In the past week alone, I've dragged even more great things from the trash, but this is all I've got time for tonight!

Saturday, January 6, 2007

Who Says Christmas Is Over?

So, why is it that I never have enough time to do Christmassy crafts during, oh, I don't know, Christmas season?!? Oh well, at least I'll have this to use next year. I finally, finally got around to making this Christmas card wreath , the idea of which I got from a magazine god only knows how long ago. I honestly don't remember which magazine, but it certainly has the feel of an MSL idea to me.It was very easy. I bought a wooden embroidery hoop for a couple of dollars at Joann's, and glued the two pieces together. Then I tried different sizes of clothespins, but found that the ones I had were either too big (normal sized) or way too small (minis, at 1"). So, I found some on Ebay which were just right (okay, so now some nursery rhyme has found its way into my head), at 1 3/4 ". I glued them on with wood glue (which swells the wood a bit for a really good attachment), spaced about 2" apart. I put every third one facing into the circle, with the idea that the middle of the circle has less space than outside of it.

Later (and by 'later' I probably mean next year, in a not-enough-time sleep deprived pre-Christmas frenzy) I'll do something ribbony around the top to hide all that wood. And I'll try to get a more reasonably sized bolt, before this one puts my eye out.
Yeah, Christmas never ends!

Tuesday, January 2, 2007

Double Letter Score

So, I was working on amassing my little pile of Christmas and belated birthday gifts for my best friend from college, when I hit upon the pretty simple idea of hot gluing some magnets to the backsides of scrabble tiles.

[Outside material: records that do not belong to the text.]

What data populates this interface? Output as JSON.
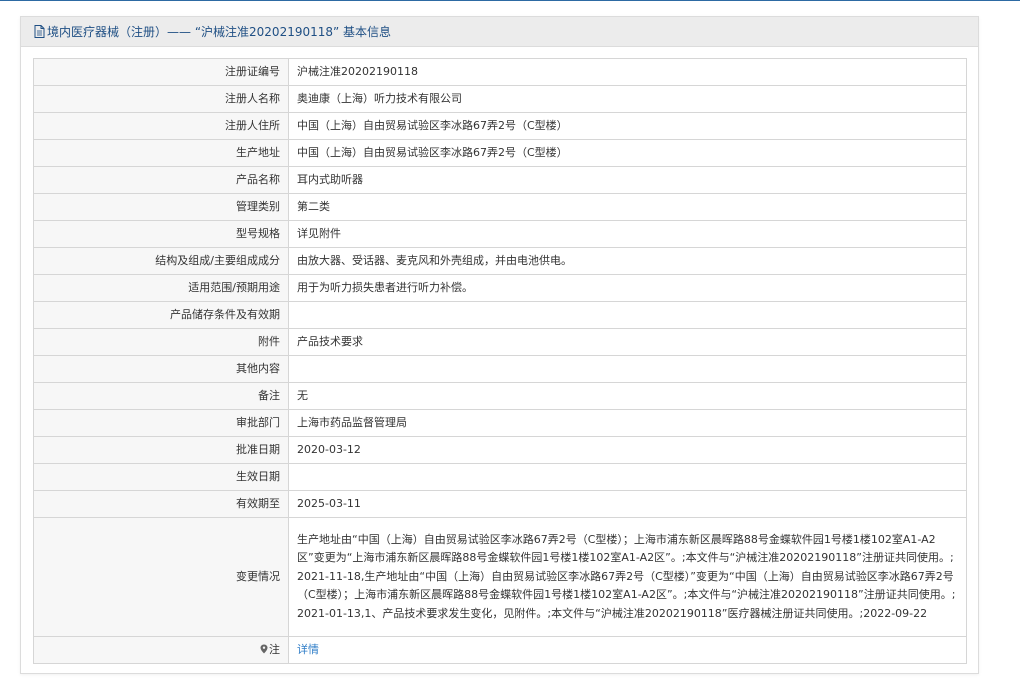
{
  "panel": {
    "title": "境内医疗器械（注册）——  “沪械注准20202190118”  基本信息"
  },
  "rows": [
    {
      "label": "注册证编号",
      "value": "沪械注准20202190118"
    },
    {
      "label": "注册人名称",
      "value": "奥迪康（上海）听力技术有限公司"
    },
    {
      "label": "注册人住所",
      "value": "中国（上海）自由贸易试验区李冰路67弄2号（C型楼）"
    },
    {
      "label": "生产地址",
      "value": "中国（上海）自由贸易试验区李冰路67弄2号（C型楼）"
    },
    {
      "label": "产品名称",
      "value": "耳内式助听器"
    },
    {
      "label": "管理类别",
      "value": "第二类"
    },
    {
      "label": "型号规格",
      "value": "详见附件"
    },
    {
      "label": "结构及组成/主要组成成分",
      "value": "由放大器、受话器、麦克风和外壳组成，并由电池供电。"
    },
    {
      "label": "适用范围/预期用途",
      "value": "用于为听力损失患者进行听力补偿。"
    },
    {
      "label": "产品储存条件及有效期",
      "value": ""
    },
    {
      "label": "附件",
      "value": "产品技术要求"
    },
    {
      "label": "其他内容",
      "value": ""
    },
    {
      "label": "备注",
      "value": "无"
    },
    {
      "label": "审批部门",
      "value": "上海市药品监督管理局"
    },
    {
      "label": "批准日期",
      "value": "2020-03-12"
    },
    {
      "label": "生效日期",
      "value": ""
    },
    {
      "label": "有效期至",
      "value": "2025-03-11"
    }
  ],
  "changes": {
    "label": "变更情况",
    "value": "生产地址由“中国（上海）自由贸易试验区李冰路67弄2号（C型楼）；上海市浦东新区晨晖路88号金蝶软件园1号楼1楼102室A1-A2区”变更为“上海市浦东新区晨晖路88号金蝶软件园1号楼1楼102室A1-A2区”。;本文件与“沪械注准20202190118”注册证共同使用。;2021-11-18,生产地址由“中国（上海）自由贸易试验区李冰路67弄2号（C型楼）”变更为“中国（上海）自由贸易试验区李冰路67弄2号（C型楼）；上海市浦东新区晨晖路88号金蝶软件园1号楼1楼102室A1-A2区”。;本文件与“沪械注准20202190118”注册证共同使用。;2021-01-13,1、产品技术要求发生变化，见附件。;本文件与“沪械注准20202190118”医疗器械注册证共同使用。;2022-09-22"
  },
  "note": {
    "label": "注",
    "link_text": "详情",
    "icon": "location-pin-icon"
  },
  "colors": {
    "title": "#1f4f84",
    "link": "#2d7cc7",
    "label_bg": "#f7f7f7",
    "border": "#d6d6d6",
    "top_rule": "#2d6aa3"
  }
}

I have built up an impressive cache of extra scrabble tiles, usually acquired for a dollar or two per hundred at thrift stores and yard sales, and I've done other fun things with them, which I'll save for future posts. My friend is a competitive scrabble player (meaning that, among other things, she studies the scrabble dictionary for two and three letter words, which can come in very handy), so I thought this would make an especially appropriate gift. (Although it later occurred to me that, living in the UK, she doesn't have an American sized fridge, so she will have to find some other place to use them.) I spelled out a pair of words, and then added a few more letters to the mix. No, these magnets are not an especially original idea, I know. But the importance of originality is overestimated, if you ask me.